[Opening Data section section]
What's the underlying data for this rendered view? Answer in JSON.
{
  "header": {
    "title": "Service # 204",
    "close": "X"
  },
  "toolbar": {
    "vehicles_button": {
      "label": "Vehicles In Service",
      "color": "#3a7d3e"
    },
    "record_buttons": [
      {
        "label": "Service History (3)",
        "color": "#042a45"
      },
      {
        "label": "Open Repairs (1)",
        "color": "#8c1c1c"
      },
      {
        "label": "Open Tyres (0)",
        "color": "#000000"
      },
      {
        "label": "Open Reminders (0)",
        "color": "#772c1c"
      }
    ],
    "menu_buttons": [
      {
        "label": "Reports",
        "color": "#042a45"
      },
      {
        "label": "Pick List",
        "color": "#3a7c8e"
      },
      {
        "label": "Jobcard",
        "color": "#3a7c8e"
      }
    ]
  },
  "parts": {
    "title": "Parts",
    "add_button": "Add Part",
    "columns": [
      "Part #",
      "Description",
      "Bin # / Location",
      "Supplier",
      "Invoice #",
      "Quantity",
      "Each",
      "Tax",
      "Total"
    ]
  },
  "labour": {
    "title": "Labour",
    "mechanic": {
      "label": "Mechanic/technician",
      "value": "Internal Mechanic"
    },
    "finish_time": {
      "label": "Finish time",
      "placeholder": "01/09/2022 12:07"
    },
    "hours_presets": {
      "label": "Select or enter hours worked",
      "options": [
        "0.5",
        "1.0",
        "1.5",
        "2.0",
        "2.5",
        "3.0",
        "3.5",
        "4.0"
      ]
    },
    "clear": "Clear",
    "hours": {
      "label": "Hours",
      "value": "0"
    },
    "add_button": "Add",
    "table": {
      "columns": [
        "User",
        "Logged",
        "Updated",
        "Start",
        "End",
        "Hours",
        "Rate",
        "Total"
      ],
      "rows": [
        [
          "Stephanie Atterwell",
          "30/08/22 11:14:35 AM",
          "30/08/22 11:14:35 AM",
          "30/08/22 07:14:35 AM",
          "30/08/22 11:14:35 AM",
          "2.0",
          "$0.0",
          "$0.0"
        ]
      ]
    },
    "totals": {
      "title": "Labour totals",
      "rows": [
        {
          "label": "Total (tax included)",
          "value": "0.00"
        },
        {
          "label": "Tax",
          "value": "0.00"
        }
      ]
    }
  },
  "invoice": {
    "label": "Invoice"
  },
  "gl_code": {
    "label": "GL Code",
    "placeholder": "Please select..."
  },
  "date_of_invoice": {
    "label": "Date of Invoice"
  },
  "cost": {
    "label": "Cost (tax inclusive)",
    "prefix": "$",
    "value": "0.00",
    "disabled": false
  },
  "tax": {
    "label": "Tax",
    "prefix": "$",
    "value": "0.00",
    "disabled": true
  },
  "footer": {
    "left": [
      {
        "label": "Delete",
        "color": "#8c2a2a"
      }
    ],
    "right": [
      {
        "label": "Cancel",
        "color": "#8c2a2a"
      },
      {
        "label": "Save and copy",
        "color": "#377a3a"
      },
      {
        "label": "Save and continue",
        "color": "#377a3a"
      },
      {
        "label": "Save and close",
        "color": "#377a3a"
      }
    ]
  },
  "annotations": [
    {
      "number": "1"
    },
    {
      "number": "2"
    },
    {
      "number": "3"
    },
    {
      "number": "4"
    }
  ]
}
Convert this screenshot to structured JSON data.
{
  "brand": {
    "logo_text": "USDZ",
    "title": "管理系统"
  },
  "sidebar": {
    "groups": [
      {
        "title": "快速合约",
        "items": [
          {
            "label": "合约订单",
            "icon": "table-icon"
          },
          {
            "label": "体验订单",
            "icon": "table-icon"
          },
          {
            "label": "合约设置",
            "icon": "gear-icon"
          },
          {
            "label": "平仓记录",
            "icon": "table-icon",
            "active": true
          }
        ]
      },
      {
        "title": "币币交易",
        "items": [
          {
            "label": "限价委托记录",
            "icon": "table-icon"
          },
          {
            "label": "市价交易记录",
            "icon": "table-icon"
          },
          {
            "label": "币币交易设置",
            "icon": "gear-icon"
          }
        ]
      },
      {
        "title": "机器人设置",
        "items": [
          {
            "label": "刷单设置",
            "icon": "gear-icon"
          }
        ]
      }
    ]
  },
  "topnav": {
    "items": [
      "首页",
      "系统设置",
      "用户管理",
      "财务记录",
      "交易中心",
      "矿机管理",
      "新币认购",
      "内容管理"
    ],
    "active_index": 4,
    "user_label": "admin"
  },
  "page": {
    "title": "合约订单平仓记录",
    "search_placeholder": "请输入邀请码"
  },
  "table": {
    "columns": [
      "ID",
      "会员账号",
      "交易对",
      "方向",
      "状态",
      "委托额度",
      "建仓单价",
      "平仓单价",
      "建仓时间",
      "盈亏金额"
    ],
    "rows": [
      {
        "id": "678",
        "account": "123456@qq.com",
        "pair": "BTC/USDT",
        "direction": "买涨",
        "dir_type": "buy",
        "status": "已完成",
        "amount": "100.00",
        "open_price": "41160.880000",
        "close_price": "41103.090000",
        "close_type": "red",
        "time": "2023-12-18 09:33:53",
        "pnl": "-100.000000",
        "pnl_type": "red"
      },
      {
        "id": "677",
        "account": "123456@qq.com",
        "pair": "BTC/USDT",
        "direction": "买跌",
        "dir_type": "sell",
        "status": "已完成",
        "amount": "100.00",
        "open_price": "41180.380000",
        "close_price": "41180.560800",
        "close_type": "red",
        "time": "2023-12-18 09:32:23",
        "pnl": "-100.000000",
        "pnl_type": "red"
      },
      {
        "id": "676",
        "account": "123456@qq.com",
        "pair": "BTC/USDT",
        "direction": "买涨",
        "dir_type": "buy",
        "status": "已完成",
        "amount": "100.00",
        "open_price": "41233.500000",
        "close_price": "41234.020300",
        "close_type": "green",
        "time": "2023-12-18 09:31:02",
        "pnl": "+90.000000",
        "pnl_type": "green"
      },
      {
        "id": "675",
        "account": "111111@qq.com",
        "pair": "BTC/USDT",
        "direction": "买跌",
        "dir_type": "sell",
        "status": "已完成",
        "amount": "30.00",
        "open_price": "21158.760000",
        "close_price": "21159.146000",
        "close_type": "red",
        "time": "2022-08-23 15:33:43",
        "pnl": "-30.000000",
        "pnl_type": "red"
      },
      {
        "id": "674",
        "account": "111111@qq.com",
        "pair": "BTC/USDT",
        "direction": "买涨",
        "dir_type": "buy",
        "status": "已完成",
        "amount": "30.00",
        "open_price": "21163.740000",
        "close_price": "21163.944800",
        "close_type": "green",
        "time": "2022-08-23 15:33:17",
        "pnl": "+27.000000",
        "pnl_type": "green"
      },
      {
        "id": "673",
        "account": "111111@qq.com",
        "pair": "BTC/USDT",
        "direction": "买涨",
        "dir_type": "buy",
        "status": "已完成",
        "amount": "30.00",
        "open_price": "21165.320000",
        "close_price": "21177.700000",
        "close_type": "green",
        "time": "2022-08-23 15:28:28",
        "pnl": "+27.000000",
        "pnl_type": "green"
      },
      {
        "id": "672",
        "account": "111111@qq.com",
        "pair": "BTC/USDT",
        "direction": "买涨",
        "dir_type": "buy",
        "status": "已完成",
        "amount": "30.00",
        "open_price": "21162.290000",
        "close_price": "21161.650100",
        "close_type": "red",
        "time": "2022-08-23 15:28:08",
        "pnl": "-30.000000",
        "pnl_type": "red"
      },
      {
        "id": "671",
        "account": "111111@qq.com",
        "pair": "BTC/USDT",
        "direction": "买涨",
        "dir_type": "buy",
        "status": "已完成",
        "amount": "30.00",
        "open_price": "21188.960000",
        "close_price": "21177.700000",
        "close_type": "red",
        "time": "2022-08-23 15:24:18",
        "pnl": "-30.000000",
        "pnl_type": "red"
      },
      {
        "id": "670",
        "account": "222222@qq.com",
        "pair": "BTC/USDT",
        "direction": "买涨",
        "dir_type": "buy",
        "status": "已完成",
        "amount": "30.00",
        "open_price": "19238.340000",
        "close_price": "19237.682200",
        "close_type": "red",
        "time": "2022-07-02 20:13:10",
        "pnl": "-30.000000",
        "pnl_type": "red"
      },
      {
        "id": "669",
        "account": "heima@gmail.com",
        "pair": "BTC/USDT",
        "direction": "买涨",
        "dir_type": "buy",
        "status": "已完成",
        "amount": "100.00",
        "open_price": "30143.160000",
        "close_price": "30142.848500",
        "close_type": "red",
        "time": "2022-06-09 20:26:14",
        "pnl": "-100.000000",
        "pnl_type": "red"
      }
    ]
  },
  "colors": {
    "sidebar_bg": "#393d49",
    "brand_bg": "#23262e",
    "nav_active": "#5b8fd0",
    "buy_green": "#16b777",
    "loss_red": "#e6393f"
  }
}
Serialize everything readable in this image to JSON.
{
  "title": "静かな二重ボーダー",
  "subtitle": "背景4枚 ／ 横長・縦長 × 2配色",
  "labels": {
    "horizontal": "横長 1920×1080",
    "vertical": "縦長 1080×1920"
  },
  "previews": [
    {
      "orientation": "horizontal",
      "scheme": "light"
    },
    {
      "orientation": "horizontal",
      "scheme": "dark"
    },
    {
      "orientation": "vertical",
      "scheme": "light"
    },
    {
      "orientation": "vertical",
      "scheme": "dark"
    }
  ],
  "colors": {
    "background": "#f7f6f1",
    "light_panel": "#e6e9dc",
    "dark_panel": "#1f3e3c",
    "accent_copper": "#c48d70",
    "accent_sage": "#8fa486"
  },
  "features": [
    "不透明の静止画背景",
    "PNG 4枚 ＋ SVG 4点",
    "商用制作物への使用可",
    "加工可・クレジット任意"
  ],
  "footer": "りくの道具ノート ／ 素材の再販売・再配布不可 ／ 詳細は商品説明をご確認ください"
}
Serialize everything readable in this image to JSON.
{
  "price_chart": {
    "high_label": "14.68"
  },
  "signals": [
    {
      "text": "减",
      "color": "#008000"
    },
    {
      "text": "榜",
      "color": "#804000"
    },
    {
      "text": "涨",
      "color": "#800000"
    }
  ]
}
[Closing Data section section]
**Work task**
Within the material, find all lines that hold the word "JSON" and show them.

**Exercise result**
What's the underlying data for this rendered view? Answer in JSON.
Convert this screenshot to structured JSON data.
Serialize everything readable in this image to JSON.
Serialize everything readable in this image to JSON.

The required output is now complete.